  4. Release. Again, make sure that you always release your dog from a come. You want them to trust that following your command will not be a definitive negative experience.

Step 3: Generalize

Recall is one thing in an isolated environment, but it is a whole different animal (no pun intended) when other distractions are present. Generalizing the “COME” command dissuades association between the command and a specific location. Practice your dog’s recall in a variety of different environments.

  1. Start practicing recall in busier places than your house. Have your dog come to you when they’re playing with dogs or greeting other humans.
  2. When your dog is off-leash, periodically have them come to you and then release. You want to practice recall when your dog is not expecting the command, but you also want to show your dog that, with your release, they can go back to the fun after coming to you.
 

Troubleshooting: My Dog Won’t Come!

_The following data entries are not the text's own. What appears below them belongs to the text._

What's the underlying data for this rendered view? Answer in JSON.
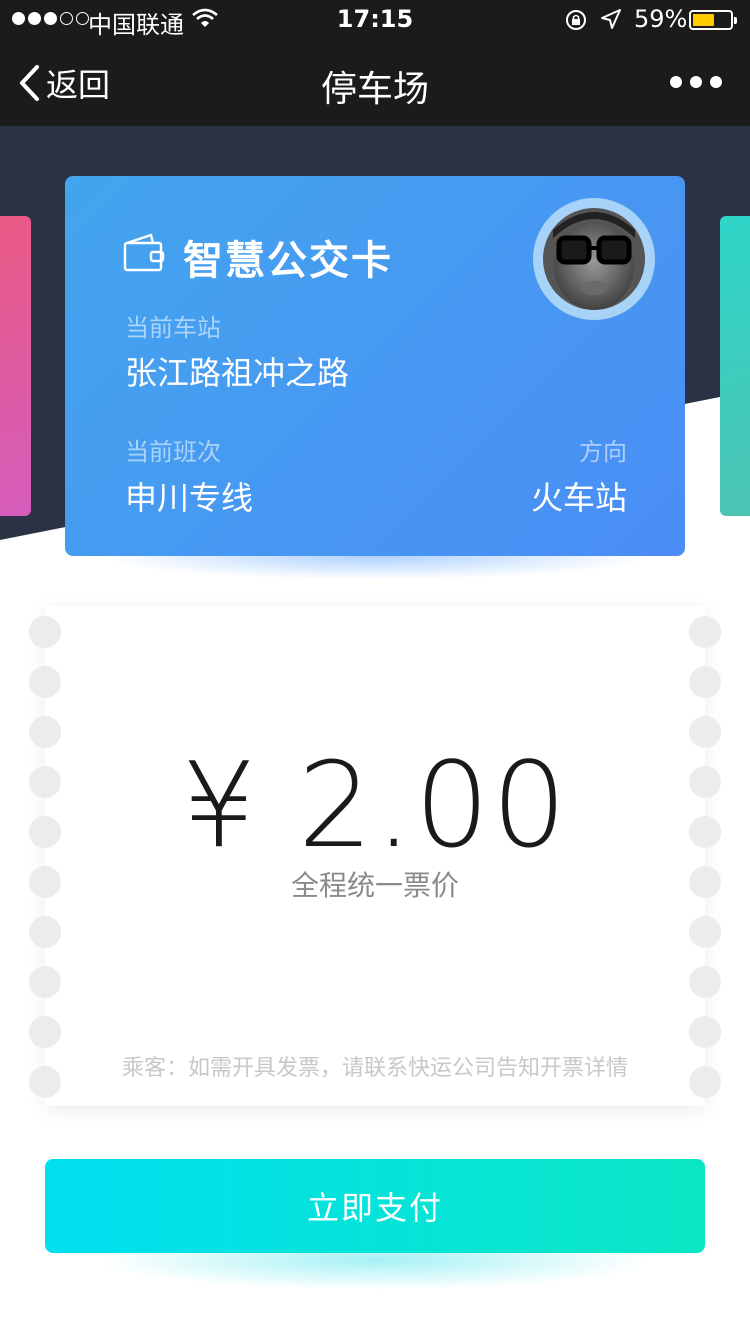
{
  "status_bar": {
    "carrier": "中国联通",
    "time": "17:15",
    "battery_percent": "59%",
    "battery_level": 0.59
  },
  "nav": {
    "back_label": "返回",
    "title": "停车场"
  },
  "card": {
    "title": "智慧公交卡",
    "current_station_label": "当前车站",
    "current_station": "张江路祖冲之路",
    "current_route_label": "当前班次",
    "current_route": "申川专线",
    "direction_label": "方向",
    "direction": "火车站"
  },
  "ticket": {
    "price": "¥ 2.00",
    "price_note": "全程统一票价",
    "invoice_note": "乘客：如需开具发票，请联系快运公司告知开票详情"
  },
  "pay_button": {
    "label": "立即支付"
  },
  "colors": {
    "card_gradient_start": "#43a5ee",
    "card_gradient_end": "#4a8df5",
    "pay_gradient_start": "#00e0f0",
    "pay_gradient_end": "#0ae6c4",
    "battery": "#ffcc00"
  }
}
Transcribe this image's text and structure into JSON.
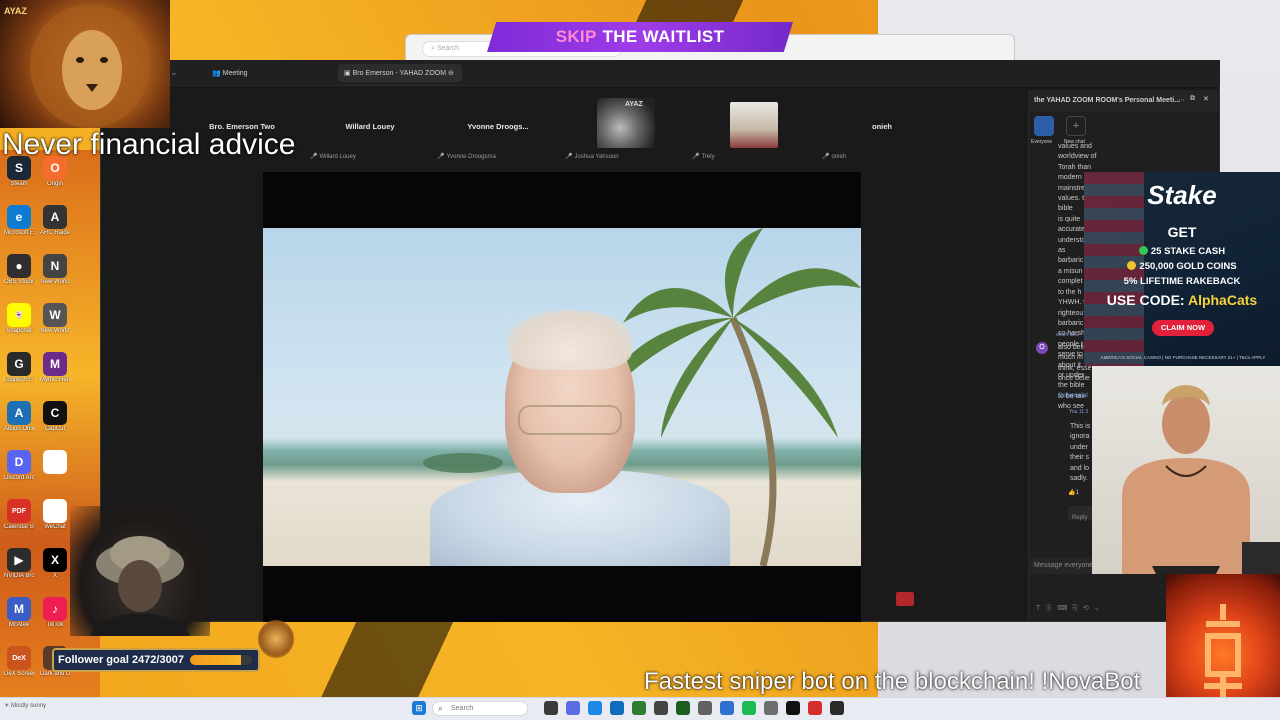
{
  "banner": {
    "skip": "SKIP",
    "rest": "THE WAITLIST"
  },
  "background_browser": {
    "search_text": "Search"
  },
  "zoom": {
    "tabs": [
      "Meeting",
      "Bro Emerson - YAHAD ZOOM"
    ],
    "participants": [
      {
        "name": "Bro. Emerson Two",
        "sub": "Bro. Emerson Two"
      },
      {
        "name": "Willard Louey",
        "sub": "Willard Louey"
      },
      {
        "name": "Yvonne  Droogs...",
        "sub": "Yvonne Droogsma"
      },
      {
        "name": "",
        "sub": "Joshua Yahsuun"
      },
      {
        "name": "",
        "sub": "Trely"
      },
      {
        "name": "onieh",
        "sub": "onieh"
      }
    ],
    "thumb_lion_text": "AYAZ"
  },
  "chat": {
    "title": "the YAHAD ZOOM ROOM's Personal Meeti...",
    "tabs": [
      "Everyone",
      "New chat"
    ],
    "message1": [
      "values and worldview of Torah than",
      "modern mainstream values. the bible",
      "is quite accurately understood as",
      "barbaric",
      "a misun",
      "complet",
      "to the h",
      "YHWH. t",
      "righteou",
      "barbaric",
      "so harsh",
      "people t",
      "serve to",
      "about it",
      "or under",
      "the bible",
      "to be tak",
      "who see"
    ],
    "sender2": "onieh 11:2",
    "message2": [
      "also beli",
      "much m",
      "think, esse",
      "once belie"
    ],
    "collapse": "Collapse al",
    "sender3": "You 11:3",
    "message3": [
      "This is",
      "ignora",
      "under",
      "their s",
      "and lo",
      "sadly."
    ],
    "reply": "Reply",
    "input_placeholder": "Message everyone"
  },
  "ad": {
    "brand": "Stake",
    "get": "GET",
    "line1": "25 STAKE CASH",
    "line2": "250,000 GOLD COINS",
    "line3": "5% LIFETIME RAKEBACK",
    "code_prefix": "USE CODE: ",
    "code": "AlphaCats",
    "cta": "CLAIM NOW",
    "fine": "AMERICA'S SOCIAL CASINO | NO PURCHASE NECESSARY     21+ | T&Cs APPLY"
  },
  "overlay": {
    "disclaimer": "Never financial advice",
    "lion_text": "AYAZ",
    "follower_goal": "Follower goal 2472/3007",
    "follower_progress": 0.822,
    "ticker": "Fastest sniper bot on the blockchain! !NovaBot"
  },
  "desktop_icons": [
    {
      "label": "Steam",
      "color": "#1b2838",
      "glyph": "S"
    },
    {
      "label": "Origin",
      "color": "#f56c2d",
      "glyph": "O"
    },
    {
      "label": "Microsoft Edge",
      "color": "#0c7bd1",
      "glyph": "e"
    },
    {
      "label": "ARC Raiders",
      "color": "#333333",
      "glyph": "A"
    },
    {
      "label": "OBS Studio",
      "color": "#302e31",
      "glyph": "●"
    },
    {
      "label": "New World",
      "color": "#444444",
      "glyph": "N"
    },
    {
      "label": "Snapchat",
      "color": "#fffc00",
      "glyph": "👻"
    },
    {
      "label": "New World",
      "color": "#555555",
      "glyph": "W"
    },
    {
      "label": "Logitech G HUB",
      "color": "#2a2a2a",
      "glyph": "G"
    },
    {
      "label": "Mythic Heroes",
      "color": "#6b2b8a",
      "glyph": "M"
    },
    {
      "label": "Albion Online",
      "color": "#1f6fb5",
      "glyph": "A"
    },
    {
      "label": "CapCut",
      "color": "#111111",
      "glyph": "C"
    },
    {
      "label": "Discord Archive",
      "color": "#5865f2",
      "glyph": "D"
    },
    {
      "label": "",
      "color": "#ffffff",
      "glyph": ""
    },
    {
      "label": "Calendar Book",
      "color": "#d93025",
      "glyph": "PDF"
    },
    {
      "label": "WeChat",
      "color": "#ffffff",
      "glyph": ""
    },
    {
      "label": "NVIDIA Broadcast",
      "color": "#2c2c2c",
      "glyph": "▶"
    },
    {
      "label": "X",
      "color": "#000000",
      "glyph": "X"
    },
    {
      "label": "McAfee",
      "color": "#3b5ec6",
      "glyph": "M"
    },
    {
      "label": "TikTok",
      "color": "#ee1d52",
      "glyph": "♪"
    },
    {
      "label": "DeX Screener",
      "color": "#c9541d",
      "glyph": "DeX"
    },
    {
      "label": "Dark and Darker",
      "color": "#5a3b2a",
      "glyph": ""
    }
  ],
  "taskbar": {
    "search": "Search",
    "weather": "Mostly sunny"
  },
  "colors": {
    "banner_purple": "#8a2be2",
    "stake_red": "#e2213b",
    "zoom_bg": "#1a1a1a",
    "wallpaper_orange": "#f2a51c"
  }
}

If your dog is not coming to you, consider the distance you want your dog to travel. “COME” is a command for which you need to progress in small increments. When calling your dog, continually decrease the distance you are asking them to come until they follow your command. Once they consistently respond, then you may slowly increase the distance between you two.

To reinforce the idea that coming to you is the right thing to do when your dog hears “COME,” always praise your dog no matter how many times you had to ask them. If you had to give your dog the command more than once, reinforce a pattern of good behavior. When your dog comes, have them sit, lay down, stay, and then come to you from the stay. Finally, release them back to their fun. This multi-step process works on your dog’s recall skills but also teaches your dog a pattern of obedience – i.e. the steps you want them to follow.

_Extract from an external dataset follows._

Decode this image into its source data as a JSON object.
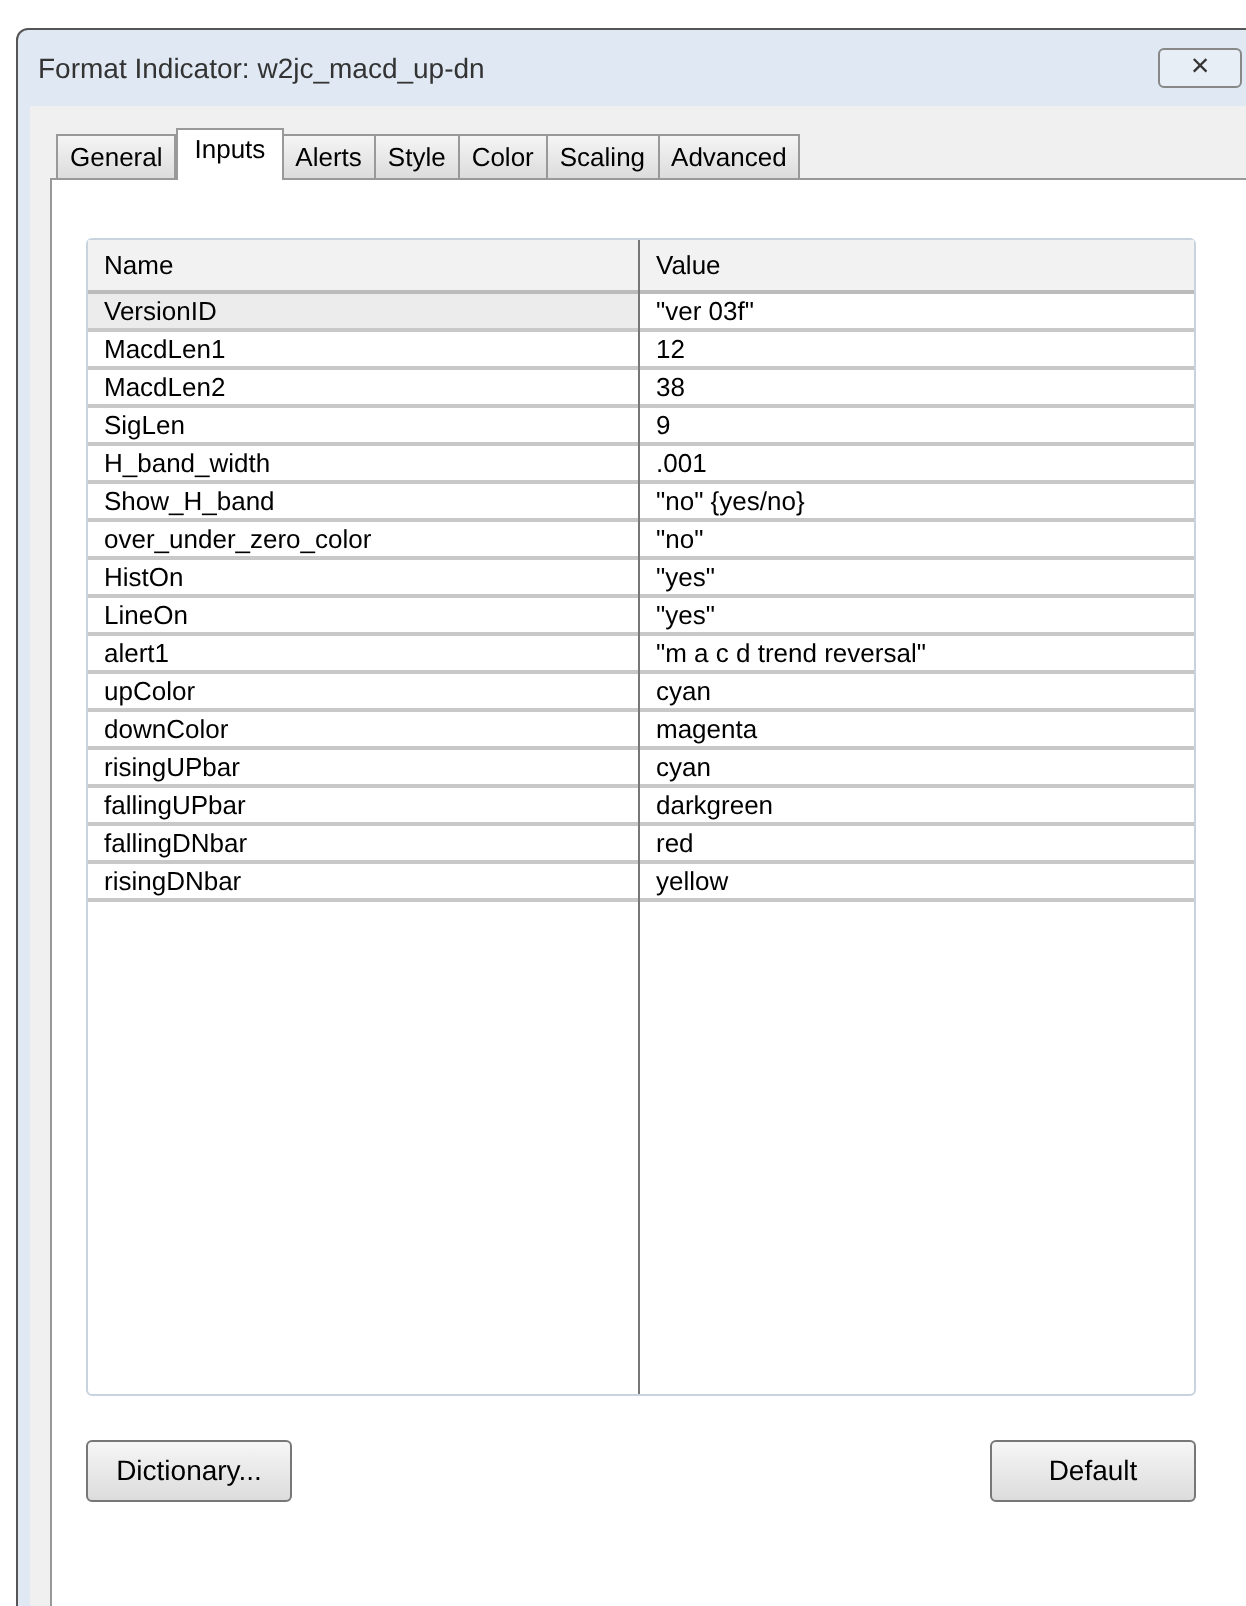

Some Insider Tips

Grab the Collar

When your dog comes to you, reach out and touch or grab their collar. This allows you to take a little more control over your dog, preventing a ‘drive-by’ where the dog grabs a treat and runs off. Grabbing their collar also prevents you from playing a frustrating game of ‘catch-the-dog.’ If your dog learns to expect a collar grab, you will be better able to get a hold of them when it’s time to leave whatever you are doing.

Do Not Get Upset

If your dog takes a while to respond to your “COME” command, fight your own instincts, and do not get upset. Because of canines’ recall and association skills, your dog will only associate punishment or yelling with the very last thing they did (coming to you). Although having to call for your dog multiple times is extremely frustrating, it is in your best interest to praise them and practice your dog’s recall at a future time.

Make it into a Game

Rover Come Over is a popular game with dogs because it burns off a lot of their excessive energy and they work on both their recall and socialization. Start this game by having two people on opposite sides of a room or a hallway, and take turns calling the dog over. To add some difficulty for your dog, use different rooms in your house so your dog has to find you. From your dog’s perspective, they love the challenge of having to find you, but they also thrive on the praise after they’ve found you. To quote a popular 1996 rom-com, “help [them] help you”.

 

Conclusion

Remember to keep training sessions short to hold your dog’s attention. Admittedly, teaching a dog to come on command is not always the easiest for your dog to learn. However, for every dog owner, the benefit of knowing your dog will come to you on command is worth any amount of training up-front. Simply put, when you can trust your dog, ownership becomes significantly easierGood luck!

Aly DelaCoeur, UW-AAB
Aly DelaCoeur, UW-AAB is one of the founders of Wag Enabled (originally Why Does My Dog). Aly has a certificate in applied animal behavior through the University of Washington and is a certified veterinary assistant and AKC Evaluator. She aims to provide an unbiased perspective on dog training by providing practical, intelligent, and caring advice for people to impart on their canine companions